# [Work required]
Could you print every entry below exactly as given?

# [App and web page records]
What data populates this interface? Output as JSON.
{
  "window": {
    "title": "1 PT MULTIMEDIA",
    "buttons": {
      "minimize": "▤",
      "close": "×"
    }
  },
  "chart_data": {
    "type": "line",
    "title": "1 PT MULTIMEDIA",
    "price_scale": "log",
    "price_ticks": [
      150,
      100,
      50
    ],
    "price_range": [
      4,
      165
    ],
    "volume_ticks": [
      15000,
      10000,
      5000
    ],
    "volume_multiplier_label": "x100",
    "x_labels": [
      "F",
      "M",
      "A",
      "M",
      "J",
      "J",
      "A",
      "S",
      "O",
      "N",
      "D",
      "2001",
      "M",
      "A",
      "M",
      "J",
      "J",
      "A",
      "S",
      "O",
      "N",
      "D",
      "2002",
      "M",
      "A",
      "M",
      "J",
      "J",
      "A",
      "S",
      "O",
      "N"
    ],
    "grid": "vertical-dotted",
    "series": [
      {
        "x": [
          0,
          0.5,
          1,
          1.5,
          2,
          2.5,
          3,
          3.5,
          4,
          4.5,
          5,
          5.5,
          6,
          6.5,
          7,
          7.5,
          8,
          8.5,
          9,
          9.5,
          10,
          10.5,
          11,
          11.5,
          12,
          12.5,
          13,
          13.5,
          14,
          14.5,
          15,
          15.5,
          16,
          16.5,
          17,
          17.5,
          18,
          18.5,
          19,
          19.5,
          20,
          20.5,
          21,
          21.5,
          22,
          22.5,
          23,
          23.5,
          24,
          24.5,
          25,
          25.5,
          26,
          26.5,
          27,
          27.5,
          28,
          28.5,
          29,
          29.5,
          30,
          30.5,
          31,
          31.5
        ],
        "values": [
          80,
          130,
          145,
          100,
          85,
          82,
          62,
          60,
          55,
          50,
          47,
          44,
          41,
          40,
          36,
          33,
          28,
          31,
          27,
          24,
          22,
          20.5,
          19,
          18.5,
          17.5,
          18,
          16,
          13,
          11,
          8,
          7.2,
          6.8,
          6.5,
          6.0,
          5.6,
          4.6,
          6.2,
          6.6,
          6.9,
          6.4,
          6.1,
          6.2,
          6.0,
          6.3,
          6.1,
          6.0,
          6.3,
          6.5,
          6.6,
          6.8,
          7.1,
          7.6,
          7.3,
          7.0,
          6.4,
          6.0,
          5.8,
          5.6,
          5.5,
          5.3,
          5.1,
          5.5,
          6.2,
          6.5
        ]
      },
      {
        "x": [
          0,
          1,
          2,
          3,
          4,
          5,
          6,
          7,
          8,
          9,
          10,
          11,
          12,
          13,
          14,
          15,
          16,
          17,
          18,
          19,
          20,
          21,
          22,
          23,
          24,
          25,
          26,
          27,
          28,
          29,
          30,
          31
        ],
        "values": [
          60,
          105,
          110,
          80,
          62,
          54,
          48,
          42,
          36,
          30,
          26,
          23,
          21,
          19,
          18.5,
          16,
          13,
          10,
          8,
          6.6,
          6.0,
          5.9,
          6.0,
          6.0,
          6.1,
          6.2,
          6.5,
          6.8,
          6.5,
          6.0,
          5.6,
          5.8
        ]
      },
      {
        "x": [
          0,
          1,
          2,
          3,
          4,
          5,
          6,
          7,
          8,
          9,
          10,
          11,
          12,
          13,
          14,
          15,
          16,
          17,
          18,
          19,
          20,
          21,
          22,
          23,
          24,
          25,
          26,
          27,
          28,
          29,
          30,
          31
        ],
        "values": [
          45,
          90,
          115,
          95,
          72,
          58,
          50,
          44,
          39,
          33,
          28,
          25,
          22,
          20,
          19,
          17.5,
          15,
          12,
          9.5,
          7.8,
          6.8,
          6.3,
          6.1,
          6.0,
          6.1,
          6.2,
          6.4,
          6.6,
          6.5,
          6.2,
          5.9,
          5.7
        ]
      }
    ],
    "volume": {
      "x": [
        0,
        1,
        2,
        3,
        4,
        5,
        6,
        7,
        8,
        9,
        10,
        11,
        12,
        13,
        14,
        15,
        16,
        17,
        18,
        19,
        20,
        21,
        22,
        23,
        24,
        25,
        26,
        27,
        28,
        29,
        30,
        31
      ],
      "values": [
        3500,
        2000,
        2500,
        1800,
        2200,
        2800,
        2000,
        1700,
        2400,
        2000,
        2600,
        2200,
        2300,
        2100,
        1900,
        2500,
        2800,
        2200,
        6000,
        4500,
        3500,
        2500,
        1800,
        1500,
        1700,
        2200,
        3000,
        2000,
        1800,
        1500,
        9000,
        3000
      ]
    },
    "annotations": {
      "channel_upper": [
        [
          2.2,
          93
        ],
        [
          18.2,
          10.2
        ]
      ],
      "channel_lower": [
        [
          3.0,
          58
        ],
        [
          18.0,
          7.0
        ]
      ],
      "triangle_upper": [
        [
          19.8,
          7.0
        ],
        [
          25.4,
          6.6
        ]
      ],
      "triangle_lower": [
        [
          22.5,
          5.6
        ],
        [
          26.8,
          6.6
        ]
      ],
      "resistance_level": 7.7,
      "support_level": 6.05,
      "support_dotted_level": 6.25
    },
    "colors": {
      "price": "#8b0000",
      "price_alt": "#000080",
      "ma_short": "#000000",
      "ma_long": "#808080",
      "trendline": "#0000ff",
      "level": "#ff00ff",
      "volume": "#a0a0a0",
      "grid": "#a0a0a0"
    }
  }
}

# [Task result]
What data populates this interface? Output as JSON.
{
  "window": {
    "title": "1 PT MULTIMEDIA",
    "buttons": {
      "minimize": "▤",
      "close": "×"
    }
  },
  "chart_data": {
    "type": "line",
    "title": "1 PT MULTIMEDIA",
    "price_scale": "log",
    "price_ticks": [
      150,
      100,
      50
    ],
    "price_range": [
      4,
      165
    ],
    "volume_ticks": [
      15000,
      10000,
      5000
    ],
    "volume_multiplier_label": "x100",
    "x_labels": [
      "F",
      "M",
      "A",
      "M",
      "J",
      "J",
      "A",
      "S",
      "O",
      "N",
      "D",
      "2001",
      "M",
      "A",
      "M",
      "J",
      "J",
      "A",
      "S",
      "O",
      "N",
      "D",
      "2002",
      "M",
      "A",
      "M",
      "J",
      "J",
      "A",
      "S",
      "O",
      "N"
    ],
    "grid": "vertical-dotted",
    "series": [
      {
        "x": [
          0,
          0.5,
          1,
          1.5,
          2,
          2.5,
          3,
          3.5,
          4,
          4.5,
          5,
          5.5,
          6,
          6.5,
          7,
          7.5,
          8,
          8.5,
          9,
          9.5,
          10,
          10.5,
          11,
          11.5,
          12,
          12.5,
          13,
          13.5,
          14,
          14.5,
          15,
          15.5,
          16,
          16.5,
          17,
          17.5,
          18,
          18.5,
          19,
          19.5,
          20,
          20.5,
          21,
          21.5,
          22,
          22.5,
          23,
          23.5,
          24,
          24.5,
          25,
          25.5,
          26,
          26.5,
          27,
          27.5,
          28,
          28.5,
          29,
          29.5,
          30,
          30.5,
          31,
          31.5
        ],
        "values": [
          80,
          130,
          145,
          100,
          85,
          82,
          62,
          60,
          55,
          50,
          47,
          44,
          41,
          40,
          36,
          33,
          28,
          31,
          27,
          24,
          22,
          20.5,
          19,
          18.5,
          17.5,
          18,
          16,
          13,
          11,
          8,
          7.2,
          6.8,
          6.5,
          6.0,
          5.6,
          4.6,
          6.2,
          6.6,
          6.9,
          6.4,
          6.1,
          6.2,
          6.0,
          6.3,
          6.1,
          6.0,
          6.3,
          6.5,
          6.6,
          6.8,
          7.1,
          7.6,
          7.3,
          7.0,
          6.4,
          6.0,
          5.8,
          5.6,
          5.5,
          5.3,
          5.1,
          5.5,
          6.2,
          6.5
        ]
      },
      {
        "x": [
          0,
          1,
          2,
          3,
          4,
          5,
          6,
          7,
          8,
          9,
          10,
          11,
          12,
          13,
          14,
          15,
          16,
          17,
          18,
          19,
          20,
          21,
          22,
          23,
          24,
          25,
          26,
          27,
          28,
          29,
          30,
          31
        ],
        "values": [
          60,
          105,
          110,
          80,
          62,
          54,
          48,
          42,
          36,
          30,
          26,
          23,
          21,
          19,
          18.5,
          16,
          13,
          10,
          8,
          6.6,
          6.0,
          5.9,
          6.0,
          6.0,
          6.1,
          6.2,
          6.5,
          6.8,
          6.5,
          6.0,
          5.6,
          5.8
        ]
      },
      {
        "x": [
          0,
          1,
          2,
          3,
          4,
          5,
          6,
          7,
          8,
          9,
          10,
          11,
          12,
          13,
          14,
          15,
          16,
          17,
          18,
          19,
          20,
          21,
          22,
          23,
          24,
          25,
          26,
          27,
          28,
          29,
          30,
          31
        ],
        "values": [
          45,
          90,
          115,
          95,
          72,
          58,
          50,
          44,
          39,
          33,
          28,
          25,
          22,
          20,
          19,
          17.5,
          15,
          12,
          9.5,
          7.8,
          6.8,
          6.3,
          6.1,
          6.0,
          6.1,
          6.2,
          6.4,
          6.6,
          6.5,
          6.2,
          5.9,
          5.7
        ]
      }
    ],
    "volume": {
      "x": [
        0,
        1,
        2,
        3,
        4,
        5,
        6,
        7,
        8,
        9,
        10,
        11,
        12,
        13,
        14,
        15,
        16,
        17,
        18,
        19,
        20,
        21,
        22,
        23,
        24,
        25,
        26,
        27,
        28,
        29,
        30,
        31
      ],
      "values": [
        3500,
        2000,
        2500,
        1800,
        2200,
        2800,
        2000,
        1700,
        2400,
        2000,
        2600,
        2200,
        2300,
        2100,
        1900,
        2500,
        2800,
        2200,
        6000,
        4500,
        3500,
        2500,
        1800,
        1500,
        1700,
        2200,
        3000,
        2000,
        1800,
        1500,
        9000,
        3000
      ]
    },
    "annotations": {
      "channel_upper": [
        [
          2.2,
          93
        ],
        [
          18.2,
          10.2
        ]
      ],
      "channel_lower": [
        [
          3.0,
          58
        ],
        [
          18.0,
          7.0
        ]
      ],
      "triangle_upper": [
        [
          19.8,
          7.0
        ],
        [
          25.4,
          6.6
        ]
      ],
      "triangle_lower": [
        [
          22.5,
          5.6
        ],
        [
          26.8,
          6.6
        ]
      ],
      "resistance_level": 7.7,
      "support_level": 6.05,
      "support_dotted_level": 6.25
    },
    "colors": {
      "price": "#8b0000",
      "price_alt": "#000080",
      "ma_short": "#000000",
      "ma_long": "#808080",
      "trendline": "#0000ff",
      "level": "#ff00ff",
      "volume": "#a0a0a0",
      "grid": "#a0a0a0"
    }
  }
}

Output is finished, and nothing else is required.